- _Stored data_
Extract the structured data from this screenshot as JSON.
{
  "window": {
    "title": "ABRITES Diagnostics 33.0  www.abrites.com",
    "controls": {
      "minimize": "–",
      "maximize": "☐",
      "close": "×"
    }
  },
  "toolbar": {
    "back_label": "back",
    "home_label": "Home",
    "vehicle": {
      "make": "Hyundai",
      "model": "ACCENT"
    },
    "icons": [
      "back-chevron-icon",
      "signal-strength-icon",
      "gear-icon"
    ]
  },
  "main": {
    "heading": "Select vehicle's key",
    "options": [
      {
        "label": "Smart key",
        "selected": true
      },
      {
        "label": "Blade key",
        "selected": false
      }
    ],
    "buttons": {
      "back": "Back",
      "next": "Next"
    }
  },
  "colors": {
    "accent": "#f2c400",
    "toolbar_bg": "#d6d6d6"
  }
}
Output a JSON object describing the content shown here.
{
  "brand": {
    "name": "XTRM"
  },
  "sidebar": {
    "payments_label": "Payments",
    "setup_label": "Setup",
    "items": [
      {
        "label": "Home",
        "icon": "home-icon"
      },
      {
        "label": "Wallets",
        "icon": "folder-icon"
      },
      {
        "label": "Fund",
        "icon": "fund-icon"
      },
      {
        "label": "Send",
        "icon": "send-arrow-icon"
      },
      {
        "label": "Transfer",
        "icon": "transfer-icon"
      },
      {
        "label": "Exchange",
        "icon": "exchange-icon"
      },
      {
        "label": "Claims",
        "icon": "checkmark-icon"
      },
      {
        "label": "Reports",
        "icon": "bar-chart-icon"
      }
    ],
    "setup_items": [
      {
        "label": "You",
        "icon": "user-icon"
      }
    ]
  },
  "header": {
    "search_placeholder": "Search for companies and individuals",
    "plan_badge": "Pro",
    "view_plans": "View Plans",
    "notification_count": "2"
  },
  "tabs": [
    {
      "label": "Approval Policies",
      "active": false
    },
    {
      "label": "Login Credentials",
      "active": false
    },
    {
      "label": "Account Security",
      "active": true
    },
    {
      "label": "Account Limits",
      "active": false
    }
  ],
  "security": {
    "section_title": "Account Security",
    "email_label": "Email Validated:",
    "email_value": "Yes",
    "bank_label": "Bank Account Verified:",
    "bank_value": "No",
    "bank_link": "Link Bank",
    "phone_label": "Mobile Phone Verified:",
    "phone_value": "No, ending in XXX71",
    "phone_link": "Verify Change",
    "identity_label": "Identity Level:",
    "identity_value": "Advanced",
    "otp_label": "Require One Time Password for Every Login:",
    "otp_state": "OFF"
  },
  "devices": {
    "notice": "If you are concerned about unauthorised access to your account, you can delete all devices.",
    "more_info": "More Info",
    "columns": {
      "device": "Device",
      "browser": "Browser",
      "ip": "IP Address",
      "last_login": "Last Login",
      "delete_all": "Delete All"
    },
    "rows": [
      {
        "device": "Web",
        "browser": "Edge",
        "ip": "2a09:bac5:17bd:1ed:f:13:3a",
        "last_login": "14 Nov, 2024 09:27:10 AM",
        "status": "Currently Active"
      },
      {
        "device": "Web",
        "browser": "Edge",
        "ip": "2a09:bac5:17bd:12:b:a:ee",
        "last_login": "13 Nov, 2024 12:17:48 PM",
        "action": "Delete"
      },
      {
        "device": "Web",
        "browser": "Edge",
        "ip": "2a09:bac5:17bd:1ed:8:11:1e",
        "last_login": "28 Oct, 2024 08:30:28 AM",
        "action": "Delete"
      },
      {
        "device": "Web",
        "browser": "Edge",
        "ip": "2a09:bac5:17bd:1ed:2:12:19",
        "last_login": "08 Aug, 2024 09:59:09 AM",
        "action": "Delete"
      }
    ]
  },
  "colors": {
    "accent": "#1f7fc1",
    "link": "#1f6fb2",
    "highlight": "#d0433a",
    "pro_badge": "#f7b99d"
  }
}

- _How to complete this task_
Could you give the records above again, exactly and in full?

- _Response for this exercise_
Extract the structured data from this screenshot as JSON.
{
  "window": {
    "title": "ABRITES Diagnostics 33.0  www.abrites.com",
    "controls": {
      "minimize": "–",
      "maximize": "☐",
      "close": "×"
    }
  },
  "toolbar": {
    "back_label": "back",
    "home_label": "Home",
    "vehicle": {
      "make": "Hyundai",
      "model": "ACCENT"
    },
    "icons": [
      "back-chevron-icon",
      "signal-strength-icon",
      "gear-icon"
    ]
  },
  "main": {
    "heading": "Select vehicle's key",
    "options": [
      {
        "label": "Smart key",
        "selected": true
      },
      {
        "label": "Blade key",
        "selected": false
      }
    ],
    "buttons": {
      "back": "Back",
      "next": "Next"
    }
  },
  "colors": {
    "accent": "#f2c400",
    "toolbar_bg": "#d6d6d6"
  }
}
Output a JSON object describing the content shown here.
{
  "brand": {
    "name": "XTRM"
  },
  "sidebar": {
    "payments_label": "Payments",
    "setup_label": "Setup",
    "items": [
      {
        "label": "Home",
        "icon": "home-icon"
      },
      {
        "label": "Wallets",
        "icon": "folder-icon"
      },
      {
        "label": "Fund",
        "icon": "fund-icon"
      },
      {
        "label": "Send",
        "icon": "send-arrow-icon"
      },
      {
        "label": "Transfer",
        "icon": "transfer-icon"
      },
      {
        "label": "Exchange",
        "icon": "exchange-icon"
      },
      {
        "label": "Claims",
        "icon": "checkmark-icon"
      },
      {
        "label": "Reports",
        "icon": "bar-chart-icon"
      }
    ],
    "setup_items": [
      {
        "label": "You",
        "icon": "user-icon"
      }
    ]
  },
  "header": {
    "search_placeholder": "Search for companies and individuals",
    "plan_badge": "Pro",
    "view_plans": "View Plans",
    "notification_count": "2"
  },
  "tabs": [
    {
      "label": "Approval Policies",
      "active": false
    },
    {
      "label": "Login Credentials",
      "active": false
    },
    {
      "label": "Account Security",
      "active": true
    },
    {
      "label": "Account Limits",
      "active": false
    }
  ],
  "security": {
    "section_title": "Account Security",
    "email_label": "Email Validated:",
    "email_value": "Yes",
    "bank_label": "Bank Account Verified:",
    "bank_value": "No",
    "bank_link": "Link Bank",
    "phone_label": "Mobile Phone Verified:",
    "phone_value": "No, ending in XXX71",
    "phone_link": "Verify Change",
    "identity_label": "Identity Level:",
    "identity_value": "Advanced",
    "otp_label": "Require One Time Password for Every Login:",
    "otp_state": "OFF"
  },
  "devices": {
    "notice": "If you are concerned about unauthorised access to your account, you can delete all devices.",
    "more_info": "More Info",
    "columns": {
      "device": "Device",
      "browser": "Browser",
      "ip": "IP Address",
      "last_login": "Last Login",
      "delete_all": "Delete All"
    },
    "rows": [
      {
        "device": "Web",
        "browser": "Edge",
        "ip": "2a09:bac5:17bd:1ed:f:13:3a",
        "last_login": "14 Nov, 2024 09:27:10 AM",
        "status": "Currently Active"
      },
      {
        "device": "Web",
        "browser": "Edge",
        "ip": "2a09:bac5:17bd:12:b:a:ee",
        "last_login": "13 Nov, 2024 12:17:48 PM",
        "action": "Delete"
      },
      {
        "device": "Web",
        "browser": "Edge",
        "ip": "2a09:bac5:17bd:1ed:8:11:1e",
        "last_login": "28 Oct, 2024 08:30:28 AM",
        "action": "Delete"
      },
      {
        "device": "Web",
        "browser": "Edge",
        "ip": "2a09:bac5:17bd:1ed:2:12:19",
        "last_login": "08 Aug, 2024 09:59:09 AM",
        "action": "Delete"
      }
    ]
  },
  "colors": {
    "accent": "#1f7fc1",
    "link": "#1f6fb2",
    "highlight": "#d0433a",
    "pro_badge": "#f7b99d"
  }
}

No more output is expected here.